The zombie comedy kicks off with Columbus talking to the audience on his own about his experiences alone in the zombie apocalypse. Eventually he meets up with Tallahassee, a zombie mercenary, and the two decide to journey together for a bit. Then they team up with Wichita and Little Rock, two sisters dreaming of heading to Pacific Playland to find some fun in the midst of such dark times.

This family of characters has a few rough starts in their initial meetings but eventually grow to appreciate and love one another. The scene where everything changes is all about Mozart.

The group finds itself in an antique shop. A confrontation between Tallahassee and Columbus leads to an antique falling and breaking. From there the two start destroying everything and the two ladies join in the fun.

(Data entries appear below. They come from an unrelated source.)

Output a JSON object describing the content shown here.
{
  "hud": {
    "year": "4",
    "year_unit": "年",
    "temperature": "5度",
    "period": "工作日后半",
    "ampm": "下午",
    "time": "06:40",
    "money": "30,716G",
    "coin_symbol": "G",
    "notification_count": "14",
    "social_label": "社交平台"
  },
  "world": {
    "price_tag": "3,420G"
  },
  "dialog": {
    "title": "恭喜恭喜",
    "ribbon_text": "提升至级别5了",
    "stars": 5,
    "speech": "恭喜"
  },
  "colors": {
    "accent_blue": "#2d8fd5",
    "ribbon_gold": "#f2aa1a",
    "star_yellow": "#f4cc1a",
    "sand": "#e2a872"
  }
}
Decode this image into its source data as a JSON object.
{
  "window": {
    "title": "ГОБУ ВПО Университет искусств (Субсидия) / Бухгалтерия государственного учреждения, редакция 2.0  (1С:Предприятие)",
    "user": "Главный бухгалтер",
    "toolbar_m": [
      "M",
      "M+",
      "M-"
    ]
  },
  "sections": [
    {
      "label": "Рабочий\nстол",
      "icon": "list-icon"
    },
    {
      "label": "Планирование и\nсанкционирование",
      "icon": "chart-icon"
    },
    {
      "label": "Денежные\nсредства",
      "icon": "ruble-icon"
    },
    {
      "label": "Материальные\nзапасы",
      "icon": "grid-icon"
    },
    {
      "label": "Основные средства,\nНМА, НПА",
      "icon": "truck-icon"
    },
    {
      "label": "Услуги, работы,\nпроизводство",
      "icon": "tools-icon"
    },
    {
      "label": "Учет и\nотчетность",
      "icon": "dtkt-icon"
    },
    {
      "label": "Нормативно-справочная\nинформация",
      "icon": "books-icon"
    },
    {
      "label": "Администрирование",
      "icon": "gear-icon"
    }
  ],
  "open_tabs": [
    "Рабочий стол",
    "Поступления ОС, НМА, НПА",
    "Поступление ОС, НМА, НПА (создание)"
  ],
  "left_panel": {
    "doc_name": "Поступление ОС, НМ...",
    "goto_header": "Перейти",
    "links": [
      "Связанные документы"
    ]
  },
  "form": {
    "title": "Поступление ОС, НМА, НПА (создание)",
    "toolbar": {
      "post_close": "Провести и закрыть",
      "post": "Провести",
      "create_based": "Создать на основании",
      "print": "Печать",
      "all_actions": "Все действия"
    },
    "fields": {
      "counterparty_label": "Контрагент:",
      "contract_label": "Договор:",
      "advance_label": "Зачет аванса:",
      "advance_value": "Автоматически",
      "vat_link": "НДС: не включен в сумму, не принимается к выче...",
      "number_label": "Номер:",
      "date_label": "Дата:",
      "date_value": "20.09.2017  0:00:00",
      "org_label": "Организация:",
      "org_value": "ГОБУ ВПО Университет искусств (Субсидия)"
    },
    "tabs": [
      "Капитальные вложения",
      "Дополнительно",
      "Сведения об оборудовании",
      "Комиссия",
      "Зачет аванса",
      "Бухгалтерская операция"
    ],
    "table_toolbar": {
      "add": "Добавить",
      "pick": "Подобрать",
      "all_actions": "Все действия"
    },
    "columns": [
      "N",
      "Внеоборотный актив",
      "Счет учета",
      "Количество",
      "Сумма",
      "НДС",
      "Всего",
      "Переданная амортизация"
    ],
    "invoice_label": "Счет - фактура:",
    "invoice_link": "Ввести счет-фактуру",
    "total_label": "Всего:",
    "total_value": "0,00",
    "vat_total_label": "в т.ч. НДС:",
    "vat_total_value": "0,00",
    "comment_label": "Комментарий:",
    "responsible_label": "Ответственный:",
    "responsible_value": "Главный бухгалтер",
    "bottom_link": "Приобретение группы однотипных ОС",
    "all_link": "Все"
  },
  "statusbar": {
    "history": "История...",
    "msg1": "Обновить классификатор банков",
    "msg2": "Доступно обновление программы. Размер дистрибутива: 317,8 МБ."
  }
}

Suddenly the overture to Mozart’s “Le Nozze di Figaro” fires up on the screen and the images run at a slower frame rate so that the audience can savor the chaos and excitement that these characters experience. Director Ruben Fleischer clearly wants audiences to hang onto this minute which does little to advance the plot, but undeniably develops the relationship further.

Mozart’s overture, with its frenetic pace and building excitement underscores the geniality of the moment. Mozart’s music has always been about putting a smile on people’s faces (generally speaking) and that impact is palpable in this marriage between music and images. But what makes it all the more impactful is that it is meant to stand out as the only piece of classical music in the entire score. There is a quotation of the Wiener Blut waltz at the theme park, but that feels more a part of the film’s diegetic world. This is purposely non-diegetic and unlike other more popular music that plays and screams Americana, this is distinct in how foreign it is in its expressive colors and style. As such, it becomes seared on the audience’s emotional recall with regards to the film.

Watch this gem of a scene below.


Opera Meets FilmSpecial Features